Directions => Below are some entries. Count how many of their lines include "this", then give that number only.

Supplied records =>
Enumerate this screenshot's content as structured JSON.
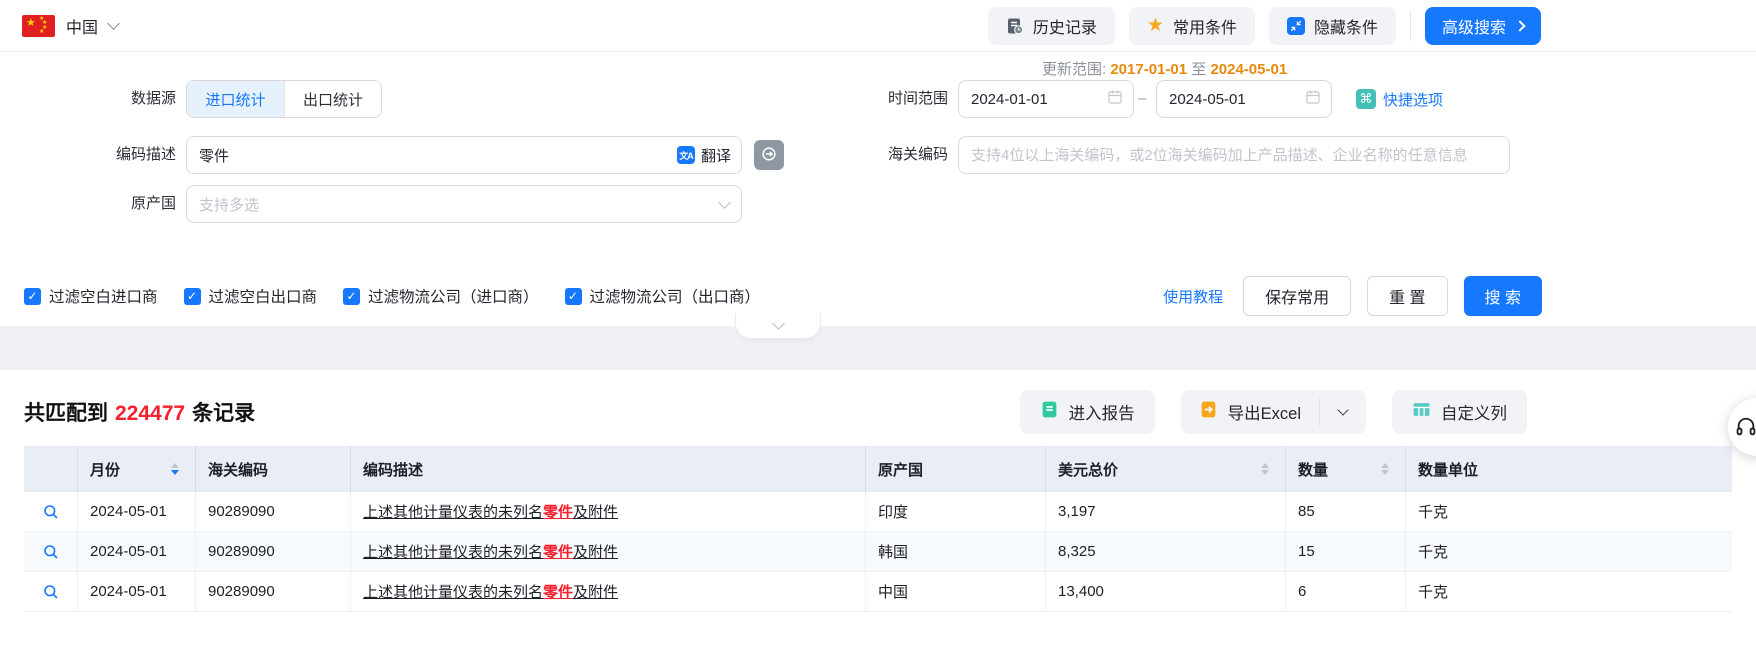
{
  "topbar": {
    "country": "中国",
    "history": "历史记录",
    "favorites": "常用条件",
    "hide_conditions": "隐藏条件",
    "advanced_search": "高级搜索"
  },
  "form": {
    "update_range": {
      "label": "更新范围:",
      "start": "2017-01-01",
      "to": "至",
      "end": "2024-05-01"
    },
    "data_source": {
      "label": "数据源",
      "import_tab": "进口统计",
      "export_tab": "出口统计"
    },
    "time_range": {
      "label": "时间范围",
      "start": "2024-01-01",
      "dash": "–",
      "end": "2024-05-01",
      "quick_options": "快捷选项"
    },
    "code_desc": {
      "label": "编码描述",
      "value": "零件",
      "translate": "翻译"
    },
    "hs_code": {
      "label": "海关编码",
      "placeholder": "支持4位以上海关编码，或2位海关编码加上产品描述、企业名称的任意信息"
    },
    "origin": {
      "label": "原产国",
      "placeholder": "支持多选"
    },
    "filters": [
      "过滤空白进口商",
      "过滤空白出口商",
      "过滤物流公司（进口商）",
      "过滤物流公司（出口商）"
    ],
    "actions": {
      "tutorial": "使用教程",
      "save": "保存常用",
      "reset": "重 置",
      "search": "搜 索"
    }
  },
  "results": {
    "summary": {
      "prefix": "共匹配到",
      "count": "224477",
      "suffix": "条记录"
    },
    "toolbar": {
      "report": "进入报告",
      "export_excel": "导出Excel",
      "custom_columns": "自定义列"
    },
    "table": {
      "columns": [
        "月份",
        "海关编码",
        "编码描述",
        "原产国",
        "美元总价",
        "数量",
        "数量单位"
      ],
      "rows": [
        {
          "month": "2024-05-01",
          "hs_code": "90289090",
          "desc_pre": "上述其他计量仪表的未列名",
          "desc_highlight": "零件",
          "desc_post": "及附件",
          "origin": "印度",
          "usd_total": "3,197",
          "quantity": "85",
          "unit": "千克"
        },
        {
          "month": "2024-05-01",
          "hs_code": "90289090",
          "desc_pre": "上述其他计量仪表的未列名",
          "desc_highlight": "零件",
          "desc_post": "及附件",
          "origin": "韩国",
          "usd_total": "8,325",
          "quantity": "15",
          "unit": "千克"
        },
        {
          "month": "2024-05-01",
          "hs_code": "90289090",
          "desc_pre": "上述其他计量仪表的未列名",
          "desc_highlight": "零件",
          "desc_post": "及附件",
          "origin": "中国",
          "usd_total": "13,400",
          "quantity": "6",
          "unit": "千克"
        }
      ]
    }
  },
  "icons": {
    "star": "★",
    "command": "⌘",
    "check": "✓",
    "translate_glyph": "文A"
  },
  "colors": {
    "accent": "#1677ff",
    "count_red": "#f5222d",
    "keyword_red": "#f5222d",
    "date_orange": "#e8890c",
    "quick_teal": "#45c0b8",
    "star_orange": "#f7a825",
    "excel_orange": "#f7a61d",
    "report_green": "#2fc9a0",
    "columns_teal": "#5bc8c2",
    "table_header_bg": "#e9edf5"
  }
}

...

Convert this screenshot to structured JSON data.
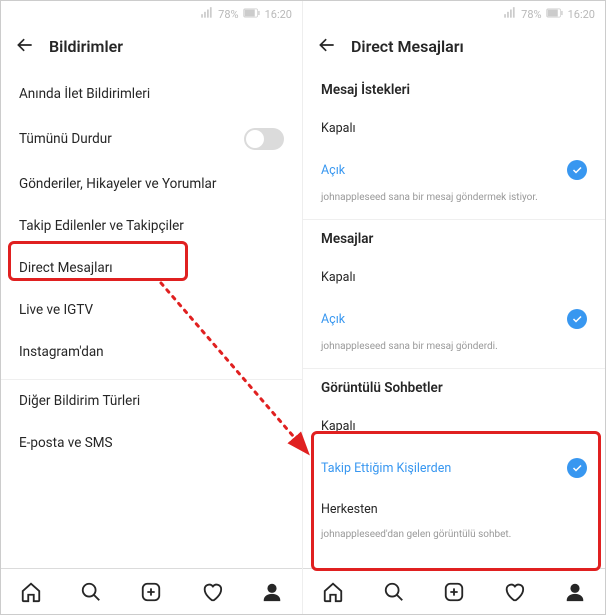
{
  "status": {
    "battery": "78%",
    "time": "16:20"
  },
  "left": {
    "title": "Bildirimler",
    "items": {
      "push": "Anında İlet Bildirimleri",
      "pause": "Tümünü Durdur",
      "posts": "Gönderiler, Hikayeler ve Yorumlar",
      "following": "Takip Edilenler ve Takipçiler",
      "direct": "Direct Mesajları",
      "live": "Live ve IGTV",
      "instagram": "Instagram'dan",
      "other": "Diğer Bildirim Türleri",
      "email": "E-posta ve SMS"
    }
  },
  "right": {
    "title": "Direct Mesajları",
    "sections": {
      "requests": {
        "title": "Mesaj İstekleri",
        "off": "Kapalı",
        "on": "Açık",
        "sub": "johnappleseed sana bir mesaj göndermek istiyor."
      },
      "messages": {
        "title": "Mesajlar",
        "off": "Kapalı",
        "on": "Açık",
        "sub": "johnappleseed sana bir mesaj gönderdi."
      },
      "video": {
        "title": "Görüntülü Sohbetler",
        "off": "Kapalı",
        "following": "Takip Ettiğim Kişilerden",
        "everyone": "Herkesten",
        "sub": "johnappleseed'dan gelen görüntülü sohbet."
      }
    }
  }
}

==

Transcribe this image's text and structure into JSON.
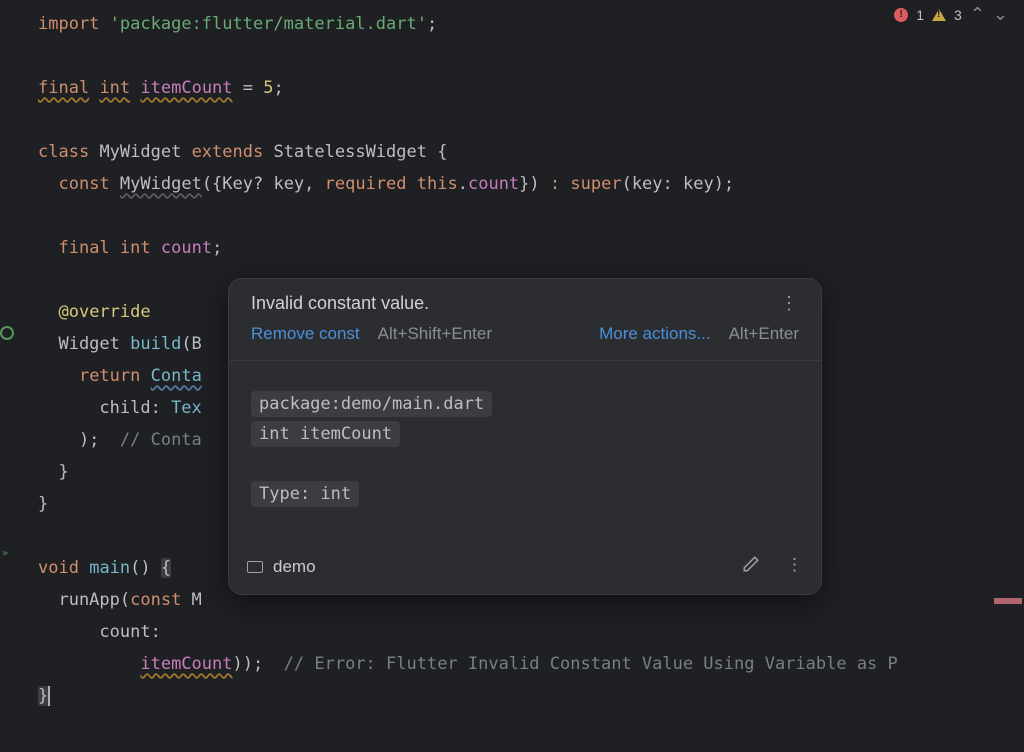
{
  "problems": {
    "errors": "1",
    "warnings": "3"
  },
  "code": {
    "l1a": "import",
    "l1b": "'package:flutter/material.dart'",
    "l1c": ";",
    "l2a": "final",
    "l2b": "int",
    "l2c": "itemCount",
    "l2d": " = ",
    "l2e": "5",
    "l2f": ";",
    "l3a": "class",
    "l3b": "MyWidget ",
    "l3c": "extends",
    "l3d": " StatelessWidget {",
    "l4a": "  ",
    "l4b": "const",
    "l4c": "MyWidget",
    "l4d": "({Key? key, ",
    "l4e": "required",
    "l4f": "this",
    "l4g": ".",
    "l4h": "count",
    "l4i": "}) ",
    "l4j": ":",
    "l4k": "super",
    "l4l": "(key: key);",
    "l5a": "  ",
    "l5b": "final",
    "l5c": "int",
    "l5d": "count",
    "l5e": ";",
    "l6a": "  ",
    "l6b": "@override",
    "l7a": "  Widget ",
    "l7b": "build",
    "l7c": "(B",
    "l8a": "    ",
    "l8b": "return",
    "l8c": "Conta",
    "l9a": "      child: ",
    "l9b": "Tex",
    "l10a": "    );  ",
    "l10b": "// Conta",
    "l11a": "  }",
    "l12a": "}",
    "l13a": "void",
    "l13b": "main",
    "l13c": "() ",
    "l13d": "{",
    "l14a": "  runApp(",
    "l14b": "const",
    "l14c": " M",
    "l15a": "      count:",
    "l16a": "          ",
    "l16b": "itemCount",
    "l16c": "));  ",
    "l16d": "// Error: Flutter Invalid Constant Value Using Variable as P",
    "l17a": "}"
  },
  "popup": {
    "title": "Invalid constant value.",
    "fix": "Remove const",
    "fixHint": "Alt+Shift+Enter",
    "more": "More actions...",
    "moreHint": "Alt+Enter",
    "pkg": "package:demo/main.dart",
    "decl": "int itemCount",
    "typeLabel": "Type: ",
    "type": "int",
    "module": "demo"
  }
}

Output => 4